- Muhammad (pbuh) was born in the Holy Month of Ramadan; the Qur’an was first revealed to Muhammad (pbuh) during the Holy Month of Ramadan; the Battle of the Trench took place during the Holy Month of Ramadan; the peaceful conquest of Mecca occurred in the Holy Month of Ramadan.
- During the Prophet’s (pbuh) life, the so-called Sahaba (Companions of the Messenger who memorized the Qur’an) memorized the verses of Qur’an by heart or scribed the revealed passages on slits of bone, fibers of palm leaves, or animal skins.
- According to the Prophet (pbuh) himself, there are ten good deeds assigned to the one who recites a single letter of the Qur’an.
- Bismillah ar-Rahman ar-Raheem occurs 114 times in the Qur’an. 114 is a multiple of 19. The first revelation (surah 96) contains 19 verses and 76 letters. 76 is a multiple of 19. A total of 30 numbers are mentioned in the Qur’an, and when we add these all up, the sum is 162,146, which is, again, a multiple of 19. Surah al-Muddaththir mentions that 19 angels are placed as guardians over the Hellfire.
- The biggest animal mentioned in the Qur’an is the elephant, and the smallest animal mentioned is the mosquito.
- According to Surah An-Nahl verse 66, the best drink is milk.
What do you think? Share your reflections below!
Kermani, Navid. God is Beautiful: The Aesthetic Experience of the Qur’an. Polity Press. 2018. Medford, MA.
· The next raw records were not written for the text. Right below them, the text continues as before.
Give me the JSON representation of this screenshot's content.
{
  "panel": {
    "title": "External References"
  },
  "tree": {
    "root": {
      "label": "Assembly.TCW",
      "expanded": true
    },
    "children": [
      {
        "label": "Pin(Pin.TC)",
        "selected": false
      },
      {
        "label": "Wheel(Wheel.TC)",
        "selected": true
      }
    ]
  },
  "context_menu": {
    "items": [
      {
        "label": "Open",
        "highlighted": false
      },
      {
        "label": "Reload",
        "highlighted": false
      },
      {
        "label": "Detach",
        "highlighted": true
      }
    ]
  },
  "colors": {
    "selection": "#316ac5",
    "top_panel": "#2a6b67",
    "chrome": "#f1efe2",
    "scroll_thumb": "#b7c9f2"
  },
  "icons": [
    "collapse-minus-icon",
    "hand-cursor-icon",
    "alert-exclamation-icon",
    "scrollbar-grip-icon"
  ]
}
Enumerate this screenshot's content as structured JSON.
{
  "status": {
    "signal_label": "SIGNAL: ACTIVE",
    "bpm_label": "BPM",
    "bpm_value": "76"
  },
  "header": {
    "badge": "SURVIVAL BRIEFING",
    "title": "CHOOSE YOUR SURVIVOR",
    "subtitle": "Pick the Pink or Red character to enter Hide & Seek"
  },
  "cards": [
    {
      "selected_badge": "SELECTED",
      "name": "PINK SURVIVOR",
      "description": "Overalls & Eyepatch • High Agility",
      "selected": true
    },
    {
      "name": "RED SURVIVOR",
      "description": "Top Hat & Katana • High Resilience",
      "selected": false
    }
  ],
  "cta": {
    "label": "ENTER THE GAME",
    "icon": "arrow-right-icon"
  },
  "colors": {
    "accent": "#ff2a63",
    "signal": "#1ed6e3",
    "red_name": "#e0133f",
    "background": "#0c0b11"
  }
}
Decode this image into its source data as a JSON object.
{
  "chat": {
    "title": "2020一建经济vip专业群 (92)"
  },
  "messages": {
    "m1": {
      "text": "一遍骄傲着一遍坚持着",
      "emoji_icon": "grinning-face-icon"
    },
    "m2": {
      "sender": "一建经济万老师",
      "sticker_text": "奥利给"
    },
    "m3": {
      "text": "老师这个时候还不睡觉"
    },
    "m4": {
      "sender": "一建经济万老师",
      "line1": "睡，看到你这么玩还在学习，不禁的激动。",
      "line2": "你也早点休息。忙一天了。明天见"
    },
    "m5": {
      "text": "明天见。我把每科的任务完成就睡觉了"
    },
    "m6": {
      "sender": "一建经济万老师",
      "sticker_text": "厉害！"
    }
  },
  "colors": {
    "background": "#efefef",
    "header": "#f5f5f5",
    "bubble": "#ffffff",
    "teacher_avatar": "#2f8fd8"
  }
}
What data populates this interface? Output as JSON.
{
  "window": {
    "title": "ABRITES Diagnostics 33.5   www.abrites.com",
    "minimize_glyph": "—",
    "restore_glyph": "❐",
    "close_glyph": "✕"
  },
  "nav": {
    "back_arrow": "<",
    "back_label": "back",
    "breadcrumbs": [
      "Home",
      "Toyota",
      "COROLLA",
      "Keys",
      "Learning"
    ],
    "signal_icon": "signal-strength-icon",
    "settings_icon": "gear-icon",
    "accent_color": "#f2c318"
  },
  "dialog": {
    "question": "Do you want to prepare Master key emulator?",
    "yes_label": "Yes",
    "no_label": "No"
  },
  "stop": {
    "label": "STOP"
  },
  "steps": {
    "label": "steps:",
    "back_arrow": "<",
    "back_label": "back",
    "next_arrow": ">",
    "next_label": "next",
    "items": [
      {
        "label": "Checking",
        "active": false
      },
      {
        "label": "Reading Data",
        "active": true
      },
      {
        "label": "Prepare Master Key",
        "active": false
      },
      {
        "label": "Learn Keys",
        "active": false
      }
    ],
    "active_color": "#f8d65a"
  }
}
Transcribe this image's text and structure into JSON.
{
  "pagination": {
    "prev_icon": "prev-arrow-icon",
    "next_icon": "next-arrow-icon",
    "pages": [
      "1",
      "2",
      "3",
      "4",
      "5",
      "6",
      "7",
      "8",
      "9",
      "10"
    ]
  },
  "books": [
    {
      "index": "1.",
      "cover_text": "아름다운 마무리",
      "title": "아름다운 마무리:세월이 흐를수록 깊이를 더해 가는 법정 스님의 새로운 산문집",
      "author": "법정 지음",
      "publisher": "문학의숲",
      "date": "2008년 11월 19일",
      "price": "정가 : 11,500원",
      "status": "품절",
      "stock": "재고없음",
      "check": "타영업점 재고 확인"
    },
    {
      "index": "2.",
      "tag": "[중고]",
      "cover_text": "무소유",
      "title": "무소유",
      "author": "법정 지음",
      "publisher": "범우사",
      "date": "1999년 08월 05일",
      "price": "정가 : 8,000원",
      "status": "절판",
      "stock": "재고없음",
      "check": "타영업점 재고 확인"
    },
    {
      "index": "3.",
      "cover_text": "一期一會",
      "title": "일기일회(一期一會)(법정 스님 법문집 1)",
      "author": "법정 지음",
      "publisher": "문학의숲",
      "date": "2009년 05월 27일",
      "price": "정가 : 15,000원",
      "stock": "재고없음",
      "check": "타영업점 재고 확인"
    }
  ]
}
Raof-Abdul, Hussein. The Qur’an: An Encyclopedia. Qur’an, The. Routledge. 2006. New York.
Sinai, Nicolai. Qur’an. Encyclopedia Brittanica. 2022.